Pabst Brewing, known for reviving faded beer brands, is bringing back one of the most popular ales of the 20th century: Ballantine.
Starting September, Pabst will start selling Ballantine India Pale Ale in six packs and larger bottles in the Northeast.
Ballantine, a craft beer, was once one of the biggest selling brews in the U.S. and was a sponsor of the New York Yankees in the 1940's and 50's.
But Ballantine went into decline after the 1960's and was bought by various investors who didn't quite understand the beer business.
However, craft beer is hot again as is India Pale Ale. Overall beer sales have been down for four of the past five years, but craft beer sales grew 17% last year, and represents about 20% of the overall $100 billion dollar beer market, according to the Brewers Association.
"Ballantine is an older brand that basically disappeared," said Eric Shepard of Beer Marketer's Insights. "But this makes sense because (India Pale Ales) are the hottest segment of the craft beer market right now."

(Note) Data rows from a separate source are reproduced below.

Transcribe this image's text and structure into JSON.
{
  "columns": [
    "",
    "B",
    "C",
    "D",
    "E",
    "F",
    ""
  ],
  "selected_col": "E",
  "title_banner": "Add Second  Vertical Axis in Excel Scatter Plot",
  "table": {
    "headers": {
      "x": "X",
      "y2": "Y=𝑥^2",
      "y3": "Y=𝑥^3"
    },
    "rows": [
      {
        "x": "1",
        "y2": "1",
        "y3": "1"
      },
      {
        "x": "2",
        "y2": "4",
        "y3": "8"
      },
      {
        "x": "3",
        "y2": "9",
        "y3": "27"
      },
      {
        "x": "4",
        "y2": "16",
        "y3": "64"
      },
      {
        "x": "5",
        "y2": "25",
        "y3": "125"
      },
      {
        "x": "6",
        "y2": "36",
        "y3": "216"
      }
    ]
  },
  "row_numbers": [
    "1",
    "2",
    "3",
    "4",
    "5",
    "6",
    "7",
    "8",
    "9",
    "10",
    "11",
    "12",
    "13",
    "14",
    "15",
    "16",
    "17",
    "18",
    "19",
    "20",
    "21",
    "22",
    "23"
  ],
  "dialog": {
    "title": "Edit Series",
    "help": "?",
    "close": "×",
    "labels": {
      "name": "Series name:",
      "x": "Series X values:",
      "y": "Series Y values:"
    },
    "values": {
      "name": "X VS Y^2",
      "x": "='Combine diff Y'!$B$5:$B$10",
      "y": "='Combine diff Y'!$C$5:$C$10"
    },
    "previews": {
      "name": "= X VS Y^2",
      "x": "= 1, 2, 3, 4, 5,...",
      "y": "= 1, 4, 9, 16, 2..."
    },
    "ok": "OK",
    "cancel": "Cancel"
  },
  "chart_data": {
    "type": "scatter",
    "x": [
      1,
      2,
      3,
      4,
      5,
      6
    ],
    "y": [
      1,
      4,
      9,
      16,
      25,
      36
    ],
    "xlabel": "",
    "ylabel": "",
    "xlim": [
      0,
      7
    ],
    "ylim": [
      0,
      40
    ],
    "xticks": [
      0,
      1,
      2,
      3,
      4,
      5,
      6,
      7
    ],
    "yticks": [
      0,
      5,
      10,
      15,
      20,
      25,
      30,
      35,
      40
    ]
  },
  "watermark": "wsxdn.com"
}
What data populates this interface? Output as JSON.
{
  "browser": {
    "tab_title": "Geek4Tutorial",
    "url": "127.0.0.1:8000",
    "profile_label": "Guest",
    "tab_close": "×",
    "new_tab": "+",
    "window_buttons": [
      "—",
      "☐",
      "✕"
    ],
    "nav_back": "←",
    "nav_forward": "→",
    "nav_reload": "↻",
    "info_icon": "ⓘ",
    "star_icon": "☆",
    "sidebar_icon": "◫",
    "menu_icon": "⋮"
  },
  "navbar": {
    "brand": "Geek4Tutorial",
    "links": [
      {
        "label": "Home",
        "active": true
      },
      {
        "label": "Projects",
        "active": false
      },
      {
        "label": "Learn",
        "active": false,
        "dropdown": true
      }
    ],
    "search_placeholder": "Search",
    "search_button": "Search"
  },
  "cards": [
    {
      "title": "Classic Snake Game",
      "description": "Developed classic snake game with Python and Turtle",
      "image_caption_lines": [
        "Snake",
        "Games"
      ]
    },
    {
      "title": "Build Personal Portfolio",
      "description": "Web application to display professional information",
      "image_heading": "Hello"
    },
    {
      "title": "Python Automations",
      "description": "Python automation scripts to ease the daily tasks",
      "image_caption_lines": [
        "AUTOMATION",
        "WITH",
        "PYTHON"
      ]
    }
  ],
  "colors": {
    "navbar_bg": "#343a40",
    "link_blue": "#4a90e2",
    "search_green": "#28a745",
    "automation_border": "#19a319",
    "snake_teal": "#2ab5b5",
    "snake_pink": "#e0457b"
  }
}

Pabst has owned the Ballantine brand for nearly 40 years, but it wasn't until two years ago that it started to think about reviving the brand and bringing it back in its original form.
However, the original formula had disappeared because the brewery had undergone changes under different owners.
"The greatest challenge was doing the historical research," said Gregory Deuhs, Pabst's Master Brewer. "We had to go back and read first-hand accounts of the ale's flavor."
Craft beers are typically brewed in smaller batches compared to the commercial variety and also have more specialized flavors. India Pale Ale focuses on the hops component in the ale which accounts for the bitter flavor in the brew, something that is prized by beer aficionados.
In bringing back Ballantine, Pabst is once again trying to bottle nostalgia. Its century-old Blue Ribbon beer suddenly became popular among young people about a decade ago when snow boarders took a shine to it and the beer was featured on TV shows such as South Park and Breaking Bad.
The Ballantine brand goes all the way back to the 1870's when Scottish immigrant Peter Ballantine built a brewery in Newark, N.J.